Description of the task: Whenever a line in the data holds the string "convergence", copy that line.

── Data to examine ──

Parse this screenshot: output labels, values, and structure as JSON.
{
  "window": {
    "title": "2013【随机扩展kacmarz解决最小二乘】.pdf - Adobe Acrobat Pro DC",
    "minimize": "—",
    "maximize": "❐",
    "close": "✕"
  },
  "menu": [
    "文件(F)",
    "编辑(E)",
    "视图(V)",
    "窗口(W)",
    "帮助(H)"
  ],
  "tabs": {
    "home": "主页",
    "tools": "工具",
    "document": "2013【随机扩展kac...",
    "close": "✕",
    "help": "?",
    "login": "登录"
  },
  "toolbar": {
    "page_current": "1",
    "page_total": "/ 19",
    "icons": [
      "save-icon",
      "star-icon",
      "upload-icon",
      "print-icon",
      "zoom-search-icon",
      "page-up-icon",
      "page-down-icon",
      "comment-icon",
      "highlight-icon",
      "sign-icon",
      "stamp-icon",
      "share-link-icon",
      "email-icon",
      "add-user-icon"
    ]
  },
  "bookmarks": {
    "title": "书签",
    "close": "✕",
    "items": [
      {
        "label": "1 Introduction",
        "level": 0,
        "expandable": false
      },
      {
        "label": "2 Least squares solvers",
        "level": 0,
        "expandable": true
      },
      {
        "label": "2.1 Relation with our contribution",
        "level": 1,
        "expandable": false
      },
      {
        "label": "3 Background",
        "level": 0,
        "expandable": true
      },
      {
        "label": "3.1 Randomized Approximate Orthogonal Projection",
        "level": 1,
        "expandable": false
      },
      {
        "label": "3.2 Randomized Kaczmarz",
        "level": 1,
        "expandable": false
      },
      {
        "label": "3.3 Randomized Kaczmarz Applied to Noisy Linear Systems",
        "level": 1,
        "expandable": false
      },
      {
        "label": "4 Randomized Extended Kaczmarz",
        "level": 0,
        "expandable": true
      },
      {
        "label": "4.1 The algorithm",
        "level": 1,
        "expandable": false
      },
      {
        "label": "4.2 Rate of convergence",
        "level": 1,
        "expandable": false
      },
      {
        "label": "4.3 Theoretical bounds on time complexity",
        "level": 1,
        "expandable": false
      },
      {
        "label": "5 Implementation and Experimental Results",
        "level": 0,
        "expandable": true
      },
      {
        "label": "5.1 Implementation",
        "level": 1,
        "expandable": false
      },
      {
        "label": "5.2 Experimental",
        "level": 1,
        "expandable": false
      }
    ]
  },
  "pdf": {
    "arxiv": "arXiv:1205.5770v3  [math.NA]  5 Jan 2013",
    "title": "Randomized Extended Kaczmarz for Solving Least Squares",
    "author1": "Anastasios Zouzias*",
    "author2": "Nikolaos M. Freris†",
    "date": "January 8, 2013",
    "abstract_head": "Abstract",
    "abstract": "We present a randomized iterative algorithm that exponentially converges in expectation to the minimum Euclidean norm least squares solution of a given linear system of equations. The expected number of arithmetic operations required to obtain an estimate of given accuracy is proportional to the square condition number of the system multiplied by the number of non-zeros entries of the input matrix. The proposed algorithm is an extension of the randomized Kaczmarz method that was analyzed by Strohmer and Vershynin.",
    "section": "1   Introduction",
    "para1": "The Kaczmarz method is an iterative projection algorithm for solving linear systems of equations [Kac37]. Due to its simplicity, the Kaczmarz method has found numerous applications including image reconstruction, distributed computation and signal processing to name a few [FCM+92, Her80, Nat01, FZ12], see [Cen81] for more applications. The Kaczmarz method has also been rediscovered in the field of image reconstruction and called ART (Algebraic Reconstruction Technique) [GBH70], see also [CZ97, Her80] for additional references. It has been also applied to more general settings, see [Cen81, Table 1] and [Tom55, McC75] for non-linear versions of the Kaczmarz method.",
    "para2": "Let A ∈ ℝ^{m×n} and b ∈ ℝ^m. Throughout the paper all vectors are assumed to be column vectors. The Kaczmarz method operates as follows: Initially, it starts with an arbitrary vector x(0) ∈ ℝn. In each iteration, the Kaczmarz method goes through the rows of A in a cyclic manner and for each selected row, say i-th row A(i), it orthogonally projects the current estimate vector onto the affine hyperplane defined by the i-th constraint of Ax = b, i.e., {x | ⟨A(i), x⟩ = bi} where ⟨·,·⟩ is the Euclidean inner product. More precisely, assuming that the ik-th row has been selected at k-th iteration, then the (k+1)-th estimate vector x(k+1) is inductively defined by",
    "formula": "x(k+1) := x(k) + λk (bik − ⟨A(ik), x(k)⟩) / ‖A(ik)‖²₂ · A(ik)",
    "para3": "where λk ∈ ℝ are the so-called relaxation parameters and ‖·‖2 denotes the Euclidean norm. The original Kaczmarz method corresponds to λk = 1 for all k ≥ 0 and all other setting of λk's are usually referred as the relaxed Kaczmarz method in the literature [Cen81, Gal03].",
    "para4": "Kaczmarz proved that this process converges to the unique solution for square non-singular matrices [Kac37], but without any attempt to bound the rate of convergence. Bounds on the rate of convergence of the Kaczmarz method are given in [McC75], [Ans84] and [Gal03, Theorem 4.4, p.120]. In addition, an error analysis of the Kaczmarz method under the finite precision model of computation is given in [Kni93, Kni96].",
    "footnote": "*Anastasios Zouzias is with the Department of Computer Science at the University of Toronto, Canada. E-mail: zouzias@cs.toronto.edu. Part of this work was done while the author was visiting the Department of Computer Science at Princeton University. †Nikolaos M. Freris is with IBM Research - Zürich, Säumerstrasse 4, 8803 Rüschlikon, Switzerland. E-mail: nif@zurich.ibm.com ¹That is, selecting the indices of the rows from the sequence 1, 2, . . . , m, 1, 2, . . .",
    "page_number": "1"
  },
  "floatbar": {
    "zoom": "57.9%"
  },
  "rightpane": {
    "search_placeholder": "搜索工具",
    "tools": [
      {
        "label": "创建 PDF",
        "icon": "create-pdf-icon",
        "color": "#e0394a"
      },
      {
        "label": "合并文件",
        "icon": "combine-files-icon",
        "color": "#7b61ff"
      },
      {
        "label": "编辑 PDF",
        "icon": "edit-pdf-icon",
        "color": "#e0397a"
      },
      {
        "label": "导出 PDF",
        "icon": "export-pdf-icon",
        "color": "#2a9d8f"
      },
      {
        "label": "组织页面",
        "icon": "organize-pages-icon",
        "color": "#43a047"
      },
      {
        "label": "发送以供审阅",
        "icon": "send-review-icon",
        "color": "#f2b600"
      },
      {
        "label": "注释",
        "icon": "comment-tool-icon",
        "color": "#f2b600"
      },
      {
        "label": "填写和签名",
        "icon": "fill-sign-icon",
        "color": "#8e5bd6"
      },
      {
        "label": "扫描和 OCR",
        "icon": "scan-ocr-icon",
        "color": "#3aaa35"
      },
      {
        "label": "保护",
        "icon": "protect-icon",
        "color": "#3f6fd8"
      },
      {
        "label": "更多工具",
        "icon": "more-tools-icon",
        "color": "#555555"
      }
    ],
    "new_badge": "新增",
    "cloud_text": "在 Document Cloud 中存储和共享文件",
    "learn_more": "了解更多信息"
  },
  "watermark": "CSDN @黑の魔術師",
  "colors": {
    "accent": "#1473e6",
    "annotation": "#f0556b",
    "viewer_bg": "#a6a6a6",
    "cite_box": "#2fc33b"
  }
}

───

Solution to this problem:
        "label": "4.2 Rate of convergence",
    "para4": "Kaczmarz proved that this process converges to the unique solution for square non-singular matrices [Kac37], but without any attempt to bound the rate of convergence. Bounds on the rate of convergence of the Kaczmarz method are given in [McC75], [Ans84] and [Gal03, Theorem 4.4, p.120]. In addition, an error analysis of the Kaczmarz method under the finite precision model of computation is given in [Kni93, Kni96].",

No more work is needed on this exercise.